The vocal ensemble Amarcord's performance at the Basel Synagogue, featuring former members of the Tomaner Choir, was a spiritual journey through the realms of psalms, music, and history. The significance of their connection to the Tomaner Choir, founded in Leipzig 800 years ago, which was originally directed by the legendary Johann Sebastian Bach, added a layer of historical depth to the experience. The sacred setting of the Basel Synagogue contributed to the transcendent quality of the voices of the five male singers, elevating the audience to a higher plane of existence. 

A fascinating lecture on Jewish Psalm practice by renowned musicologist Edwin Seroussi, was presented at the Basel University Institute of Musicology. The inclusion of recordings during the talk allowed attendees to hear examples first hand and gain a deeper understanding of the musical aspects discussed. Introduced by Heydi Zimmermann, a research fellow at the Paul Sacher Stiftung based in Basel, Seroussi shared his renowned expertise in Jewish music and his insights into the living tradition of Psalms within Jewish practice. Professor Seroussi has conducted extensive research on Jewish music in Kerala, India, the homeland of my paternal ancestors. Accompanied by his wife Yael, he ventured through Kerala, capturing the essence of this unique musical tradition, resulting in the production of recordings. Having been previously in contact, Professor Seroussi kindly shared with me his CD featuring the captivating Jewish music of Kerala. The audience primarily comprised of older listeners, prompted my curiosity about the absence of the many students enrolled in music academies in Basel. These music students would have had a remarkable opportunity to learn from one of the most esteemed musicologists.

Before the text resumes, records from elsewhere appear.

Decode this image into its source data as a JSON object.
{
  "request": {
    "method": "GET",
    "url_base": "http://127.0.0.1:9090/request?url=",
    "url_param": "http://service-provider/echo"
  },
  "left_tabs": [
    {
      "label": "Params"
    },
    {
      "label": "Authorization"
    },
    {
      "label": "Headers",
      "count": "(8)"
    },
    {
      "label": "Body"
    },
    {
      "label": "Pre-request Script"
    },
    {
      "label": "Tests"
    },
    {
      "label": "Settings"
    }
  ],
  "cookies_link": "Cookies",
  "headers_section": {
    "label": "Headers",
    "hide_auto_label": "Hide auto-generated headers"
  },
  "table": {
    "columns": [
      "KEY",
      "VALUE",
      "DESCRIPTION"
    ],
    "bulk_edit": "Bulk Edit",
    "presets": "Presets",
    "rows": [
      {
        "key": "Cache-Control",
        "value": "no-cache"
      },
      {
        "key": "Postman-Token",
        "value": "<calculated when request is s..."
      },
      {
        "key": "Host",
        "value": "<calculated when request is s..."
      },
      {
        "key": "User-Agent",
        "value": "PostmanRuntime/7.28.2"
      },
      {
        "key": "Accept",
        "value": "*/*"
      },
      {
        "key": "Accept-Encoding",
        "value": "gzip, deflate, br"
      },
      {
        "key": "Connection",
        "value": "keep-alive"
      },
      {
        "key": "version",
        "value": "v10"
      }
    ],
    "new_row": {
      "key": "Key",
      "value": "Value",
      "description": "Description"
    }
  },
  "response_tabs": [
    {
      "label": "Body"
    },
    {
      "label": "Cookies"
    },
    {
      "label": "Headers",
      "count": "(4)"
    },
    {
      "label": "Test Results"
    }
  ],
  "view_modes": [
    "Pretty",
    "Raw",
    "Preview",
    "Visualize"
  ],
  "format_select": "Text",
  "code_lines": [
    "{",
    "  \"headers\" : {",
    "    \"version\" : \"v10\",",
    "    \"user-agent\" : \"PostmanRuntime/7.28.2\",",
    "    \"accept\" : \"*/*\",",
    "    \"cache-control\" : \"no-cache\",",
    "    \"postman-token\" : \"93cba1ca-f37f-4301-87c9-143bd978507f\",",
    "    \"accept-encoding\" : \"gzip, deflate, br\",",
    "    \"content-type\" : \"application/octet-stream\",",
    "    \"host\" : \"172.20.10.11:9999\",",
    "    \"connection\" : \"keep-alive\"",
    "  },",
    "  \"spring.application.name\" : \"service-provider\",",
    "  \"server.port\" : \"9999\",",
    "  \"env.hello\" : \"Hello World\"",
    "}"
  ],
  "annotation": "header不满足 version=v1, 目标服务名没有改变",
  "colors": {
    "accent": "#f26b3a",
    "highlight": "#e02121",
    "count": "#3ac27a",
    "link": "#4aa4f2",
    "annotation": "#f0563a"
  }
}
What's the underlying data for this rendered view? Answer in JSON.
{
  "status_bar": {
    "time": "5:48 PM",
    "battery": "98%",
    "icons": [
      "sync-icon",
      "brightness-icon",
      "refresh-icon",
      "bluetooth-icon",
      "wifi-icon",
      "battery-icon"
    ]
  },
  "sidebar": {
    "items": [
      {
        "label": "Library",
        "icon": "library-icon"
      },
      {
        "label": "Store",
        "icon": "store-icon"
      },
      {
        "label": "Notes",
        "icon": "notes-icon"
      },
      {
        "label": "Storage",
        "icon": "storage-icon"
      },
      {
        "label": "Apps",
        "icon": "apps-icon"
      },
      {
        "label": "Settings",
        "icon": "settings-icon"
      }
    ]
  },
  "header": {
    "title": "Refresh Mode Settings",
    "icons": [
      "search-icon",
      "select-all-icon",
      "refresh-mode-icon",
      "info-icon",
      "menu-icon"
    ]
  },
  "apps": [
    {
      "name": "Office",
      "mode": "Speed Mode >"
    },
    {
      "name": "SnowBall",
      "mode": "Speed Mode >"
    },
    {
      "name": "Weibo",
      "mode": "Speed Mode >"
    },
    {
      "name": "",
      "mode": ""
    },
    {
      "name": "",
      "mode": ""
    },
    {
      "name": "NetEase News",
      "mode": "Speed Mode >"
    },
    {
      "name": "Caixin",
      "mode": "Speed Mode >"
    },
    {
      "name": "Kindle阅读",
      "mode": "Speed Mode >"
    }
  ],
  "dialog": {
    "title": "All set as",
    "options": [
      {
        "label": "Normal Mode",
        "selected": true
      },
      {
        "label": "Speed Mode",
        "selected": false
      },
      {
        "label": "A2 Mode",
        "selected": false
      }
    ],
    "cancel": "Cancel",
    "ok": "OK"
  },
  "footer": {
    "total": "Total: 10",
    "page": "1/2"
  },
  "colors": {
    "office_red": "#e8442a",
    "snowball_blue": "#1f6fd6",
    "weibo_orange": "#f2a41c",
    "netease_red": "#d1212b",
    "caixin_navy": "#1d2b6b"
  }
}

Jordi Savall and La Capella Reial de Catalunya are renowned for their interpretations of early music, particularly the Spanish Baroque repertoire. Their performance Pro Pacem in yet another sacred ambiance, a church, Martinskirche Basel, was the final highlight of this rich music festival.

Savall, a distinguished viola da gamba player and conductor, such an elegant and self-contained gentleman, brought together with his ensemble an unparalleled depth of understanding and passion to the music of this period, see three images below. His commitment to historical authenticity and his ability to breathe life into centuries-old compositions offered a moment of spiritualty, reflection and was a message for peace.

© C. Raman Schlemmer 

Theodora Vischer with Annabelle Selldorf Theodora Vischer with Annabelle Selldorf Theodora Vischer with Annabelle Selldorf

Photo: C. Raman Schlemmer